## Task to carry out:
Please return each record exactly as it stands.
==== Provided records
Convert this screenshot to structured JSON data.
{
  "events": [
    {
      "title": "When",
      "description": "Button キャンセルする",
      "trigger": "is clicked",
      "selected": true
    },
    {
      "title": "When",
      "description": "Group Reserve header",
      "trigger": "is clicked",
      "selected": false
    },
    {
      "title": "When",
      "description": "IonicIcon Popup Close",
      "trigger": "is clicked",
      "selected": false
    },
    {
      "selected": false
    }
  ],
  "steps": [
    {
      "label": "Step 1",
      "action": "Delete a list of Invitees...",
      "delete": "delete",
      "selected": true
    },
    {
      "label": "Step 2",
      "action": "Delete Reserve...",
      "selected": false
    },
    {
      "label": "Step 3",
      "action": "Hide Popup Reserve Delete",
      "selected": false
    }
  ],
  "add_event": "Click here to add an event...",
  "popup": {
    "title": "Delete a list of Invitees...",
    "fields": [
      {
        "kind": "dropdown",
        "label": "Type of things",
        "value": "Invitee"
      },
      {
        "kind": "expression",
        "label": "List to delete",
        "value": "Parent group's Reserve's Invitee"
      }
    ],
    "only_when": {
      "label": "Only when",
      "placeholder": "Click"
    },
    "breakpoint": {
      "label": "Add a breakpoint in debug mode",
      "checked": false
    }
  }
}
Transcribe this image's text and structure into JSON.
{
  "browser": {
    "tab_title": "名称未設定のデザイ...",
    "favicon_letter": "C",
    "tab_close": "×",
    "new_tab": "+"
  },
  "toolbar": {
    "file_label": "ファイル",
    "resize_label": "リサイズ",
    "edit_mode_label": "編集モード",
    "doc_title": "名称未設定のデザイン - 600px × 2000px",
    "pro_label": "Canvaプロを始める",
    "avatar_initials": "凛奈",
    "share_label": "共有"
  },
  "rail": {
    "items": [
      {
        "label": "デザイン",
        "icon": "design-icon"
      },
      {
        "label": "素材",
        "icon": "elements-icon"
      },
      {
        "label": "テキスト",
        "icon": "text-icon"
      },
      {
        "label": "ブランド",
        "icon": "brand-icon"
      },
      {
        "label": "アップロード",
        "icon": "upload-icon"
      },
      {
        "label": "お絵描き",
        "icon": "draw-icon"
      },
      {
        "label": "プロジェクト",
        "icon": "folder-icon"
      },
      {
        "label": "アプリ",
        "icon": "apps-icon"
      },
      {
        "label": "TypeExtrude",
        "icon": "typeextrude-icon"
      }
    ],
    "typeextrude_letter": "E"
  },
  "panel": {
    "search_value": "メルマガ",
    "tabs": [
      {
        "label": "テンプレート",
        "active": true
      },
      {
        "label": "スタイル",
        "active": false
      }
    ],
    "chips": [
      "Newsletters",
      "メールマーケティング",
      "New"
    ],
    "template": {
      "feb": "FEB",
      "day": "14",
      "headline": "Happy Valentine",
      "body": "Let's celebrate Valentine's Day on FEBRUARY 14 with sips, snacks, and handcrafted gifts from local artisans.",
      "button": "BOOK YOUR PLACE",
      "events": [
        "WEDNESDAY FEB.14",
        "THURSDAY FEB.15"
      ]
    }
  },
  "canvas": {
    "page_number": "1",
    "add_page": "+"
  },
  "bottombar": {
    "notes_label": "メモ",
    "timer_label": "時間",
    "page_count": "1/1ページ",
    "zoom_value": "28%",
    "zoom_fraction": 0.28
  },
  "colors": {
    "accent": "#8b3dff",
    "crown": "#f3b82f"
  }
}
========
## Reply to the task:
Convert this screenshot to structured JSON data.
{
  "events": [
    {
      "title": "When",
      "description": "Button キャンセルする",
      "trigger": "is clicked",
      "selected": true
    },
    {
      "title": "When",
      "description": "Group Reserve header",
      "trigger": "is clicked",
      "selected": false
    },
    {
      "title": "When",
      "description": "IonicIcon Popup Close",
      "trigger": "is clicked",
      "selected": false
    },
    {
      "selected": false
    }
  ],
  "steps": [
    {
      "label": "Step 1",
      "action": "Delete a list of Invitees...",
      "delete": "delete",
      "selected": true
    },
    {
      "label": "Step 2",
      "action": "Delete Reserve...",
      "selected": false
    },
    {
      "label": "Step 3",
      "action": "Hide Popup Reserve Delete",
      "selected": false
    }
  ],
  "add_event": "Click here to add an event...",
  "popup": {
    "title": "Delete a list of Invitees...",
    "fields": [
      {
        "kind": "dropdown",
        "label": "Type of things",
        "value": "Invitee"
      },
      {
        "kind": "expression",
        "label": "List to delete",
        "value": "Parent group's Reserve's Invitee"
      }
    ],
    "only_when": {
      "label": "Only when",
      "placeholder": "Click"
    },
    "breakpoint": {
      "label": "Add a breakpoint in debug mode",
      "checked": false
    }
  }
}
Transcribe this image's text and structure into JSON.
{
  "browser": {
    "tab_title": "名称未設定のデザイ...",
    "favicon_letter": "C",
    "tab_close": "×",
    "new_tab": "+"
  },
  "toolbar": {
    "file_label": "ファイル",
    "resize_label": "リサイズ",
    "edit_mode_label": "編集モード",
    "doc_title": "名称未設定のデザイン - 600px × 2000px",
    "pro_label": "Canvaプロを始める",
    "avatar_initials": "凛奈",
    "share_label": "共有"
  },
  "rail": {
    "items": [
      {
        "label": "デザイン",
        "icon": "design-icon"
      },
      {
        "label": "素材",
        "icon": "elements-icon"
      },
      {
        "label": "テキスト",
        "icon": "text-icon"
      },
      {
        "label": "ブランド",
        "icon": "brand-icon"
      },
      {
        "label": "アップロード",
        "icon": "upload-icon"
      },
      {
        "label": "お絵描き",
        "icon": "draw-icon"
      },
      {
        "label": "プロジェクト",
        "icon": "folder-icon"
      },
      {
        "label": "アプリ",
        "icon": "apps-icon"
      },
      {
        "label": "TypeExtrude",
        "icon": "typeextrude-icon"
      }
    ],
    "typeextrude_letter": "E"
  },
  "panel": {
    "search_value": "メルマガ",
    "tabs": [
      {
        "label": "テンプレート",
        "active": true
      },
      {
        "label": "スタイル",
        "active": false
      }
    ],
    "chips": [
      "Newsletters",
      "メールマーケティング",
      "New"
    ],
    "template": {
      "feb": "FEB",
      "day": "14",
      "headline": "Happy Valentine",
      "body": "Let's celebrate Valentine's Day on FEBRUARY 14 with sips, snacks, and handcrafted gifts from local artisans.",
      "button": "BOOK YOUR PLACE",
      "events": [
        "WEDNESDAY FEB.14",
        "THURSDAY FEB.15"
      ]
    }
  },
  "canvas": {
    "page_number": "1",
    "add_page": "+"
  },
  "bottombar": {
    "notes_label": "メモ",
    "timer_label": "時間",
    "page_count": "1/1ページ",
    "zoom_value": "28%",
    "zoom_fraction": 0.28
  },
  "colors": {
    "accent": "#8b3dff",
    "crown": "#f3b82f"
  }
}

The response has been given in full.